5, Medical record discussion should be cautious

Whether it’s a difficult case discussion, Or department rounds discussion, or patient death discussion. We all need to protect the patient’s personal information, here the protection is not limited to the name. As a medical record discussion, any personal information (identity, work information, personal address, etc.) that may be directly pushed out of the patient should be avoided. Information unrelated to diagnosis should be removed.

Participating in professional discussions online should be more stringent. For doctors, It may be convenient to copy, paste or take photos with your mobile phone, but after the information is posted on the public network, it may still be available for several years or more. In communities where only certified doctors can see case discussions (such as Clove Garden Forum), it is undoubtedly much safer.

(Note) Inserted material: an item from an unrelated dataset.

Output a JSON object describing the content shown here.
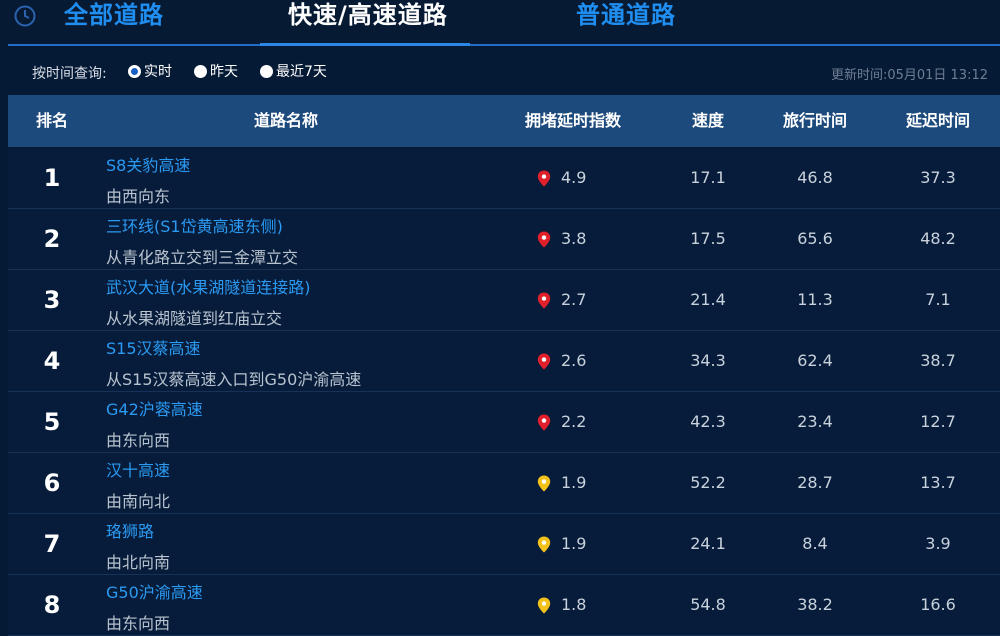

6, clinical research to achieve informed consent

In addition to clinical work, Chinese doctors also have scientific research as an indispensable part of hospitals.

However, in clinical research, whether it is medical record report or large-scale randomized controlled trial, patients need to be clearly informed and authorized. No matter the patient’s images, laboratory tests or medical history data, they must be released with the patient’s informed consent.

At the same time, when collecting data, it is necessary to avoid the disclosure of patients’ personal information. However, most basic doctors in China do not have this awareness. It is very important to publish papers, but it is equally important to protect patients’ personal privacy.

7. Leaks shall be properly handled.

The best way is to face it frankly, followed by mending the leak as soon as possible.

If it is published by myself on social networks, edit or delete it as soon as possible. If it has already caused an impact, it should not be spoken at will at this time, but should be spoken by professional organizations (such as departments, hospital propaganda departments, or clove gardens, etc.). Fast, efficient and transparent information release can minimize the impact and losses.

An obligatory duty

There are still many potential loopholes in social media, such as lack of protection against privacy disclosure. However, in today’s social media has become an indispensable part of our life, and these technical problems will be solved sooner or later.

Now we are exploring the unknown at the same speed as the world is shrinking. As guardians of human life, we need to always walk at the front end of science and technology, and cannot relax the doctor’s principle due to the complexity of the network environment.

As a responsible and conscientious social media in the medical field, Clove Garden is duty-bound to advocate doctors to protect patients’ privacy and protect doctors’ working environment.